The EPA is bolstering Ireland’s air-quality sensor network across the country as it calls for stricter pollutant guidelines.
The biggest threat facing Ireland from an air quality perspective is the burning of solid fuels, closely followed by vehicle emissions, according to a new report from the Environmental Protection Agency (EPA).
The findings show that while Ireland did not exceed any legal EU limit values in 2016 for ambient air quality, particulate matter, ozone, nitrogen dioxide and sulphur dioxide levels were above the World Health Organisation (WHO) guideline values.
Now, the EPA is looking to keep on top of the latest developments by expanding Ireland’s air-quality sensor network across the country with 38 automatic, internet of things (IoT) monitoring stations, providing enhanced real-time information to the public.
The siting of the stations will be based on the criteria of population size, vulnerability to air quality issues and spatial distribution, and will measure particulates, heavy metals, and inorganic and organic gases.
This, the EPA said, will provide significantly more accurate modelling and forecasting capabilities under the new national Ambient Air Quality Monitoring Programme (AAMP).
Stricter guidelines needed
The report said that the existing network – in addition to these new sensors – will see increased automation and will be accessible by local councils as well as the EPA.
The AAMP also aims to encourage greater citizen science contribution following the EPA’s collaboration with Intel and the National College of Art and Design last year, and will work with local people to trial new air-quality monitoring technologies.
“It has become increasingly clear that there are no safe level of pollutants and, with this in mind, it is time to tackle the biggest issue impacting on air quality in Ireland: emissions from solid fuels in our small towns around the country,” said Laura Burke, director general of the EPA.
“While the EU has introduced and implemented a range of legal instruments to improve air quality, these standards are still not in line with the tighter WHO air quality guidelines.
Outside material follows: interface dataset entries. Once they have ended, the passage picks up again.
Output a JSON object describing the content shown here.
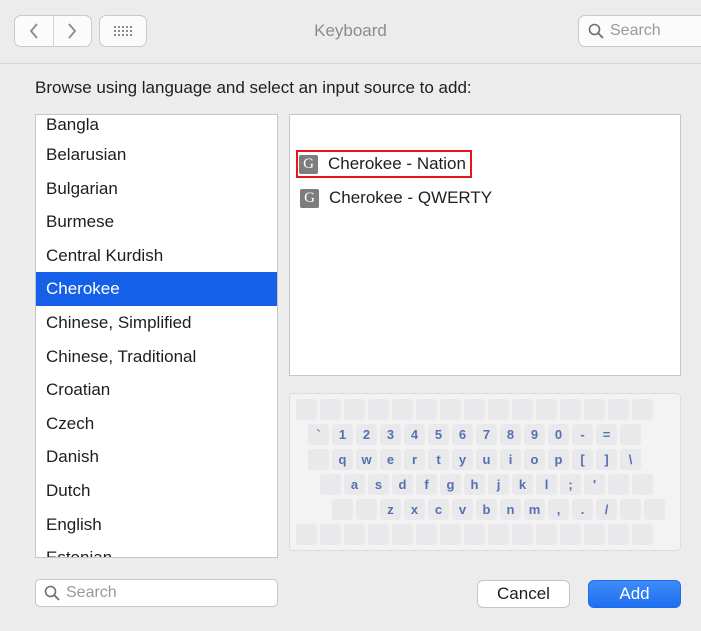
{
  "window": {
    "title": "Keyboard"
  },
  "toolbar": {
    "search_placeholder": "Search"
  },
  "prompt": "Browse using language and select an input source to add:",
  "languages": [
    {
      "label": "Bangla",
      "selected": false
    },
    {
      "label": "Belarusian",
      "selected": false
    },
    {
      "label": "Bulgarian",
      "selected": false
    },
    {
      "label": "Burmese",
      "selected": false
    },
    {
      "label": "Central Kurdish",
      "selected": false
    },
    {
      "label": "Cherokee",
      "selected": true
    },
    {
      "label": "Chinese, Simplified",
      "selected": false
    },
    {
      "label": "Chinese, Traditional",
      "selected": false
    },
    {
      "label": "Croatian",
      "selected": false
    },
    {
      "label": "Czech",
      "selected": false
    },
    {
      "label": "Danish",
      "selected": false
    },
    {
      "label": "Dutch",
      "selected": false
    },
    {
      "label": "English",
      "selected": false
    },
    {
      "label": "Estonian",
      "selected": false
    }
  ],
  "sources": [
    {
      "label": "Cherokee - Nation",
      "icon": "G",
      "highlighted": true
    },
    {
      "label": "Cherokee - QWERTY",
      "icon": "G",
      "highlighted": false
    }
  ],
  "keyboard": {
    "row1": [
      "`",
      "1",
      "2",
      "3",
      "4",
      "5",
      "6",
      "7",
      "8",
      "9",
      "0",
      "-",
      "="
    ],
    "row2": [
      "q",
      "w",
      "e",
      "r",
      "t",
      "y",
      "u",
      "i",
      "o",
      "p",
      "[",
      "]",
      "\\"
    ],
    "row3": [
      "a",
      "s",
      "d",
      "f",
      "g",
      "h",
      "j",
      "k",
      "l",
      ";",
      "'"
    ],
    "row4": [
      "z",
      "x",
      "c",
      "v",
      "b",
      "n",
      "m",
      ",",
      ".",
      "/"
    ]
  },
  "bottom": {
    "search_placeholder": "Search",
    "cancel_label": "Cancel",
    "add_label": "Add"
  },
  "colors": {
    "selection": "#1560e8",
    "highlight_border": "#e3171f",
    "key_text": "#5571b0",
    "add_button": "#1f6ff0"
  }
}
The EPA again calls for movement towards the adoption of these stricter guidelines, especially for particulates and ozone, as legal and enforceable standards across Europe and in Ireland.”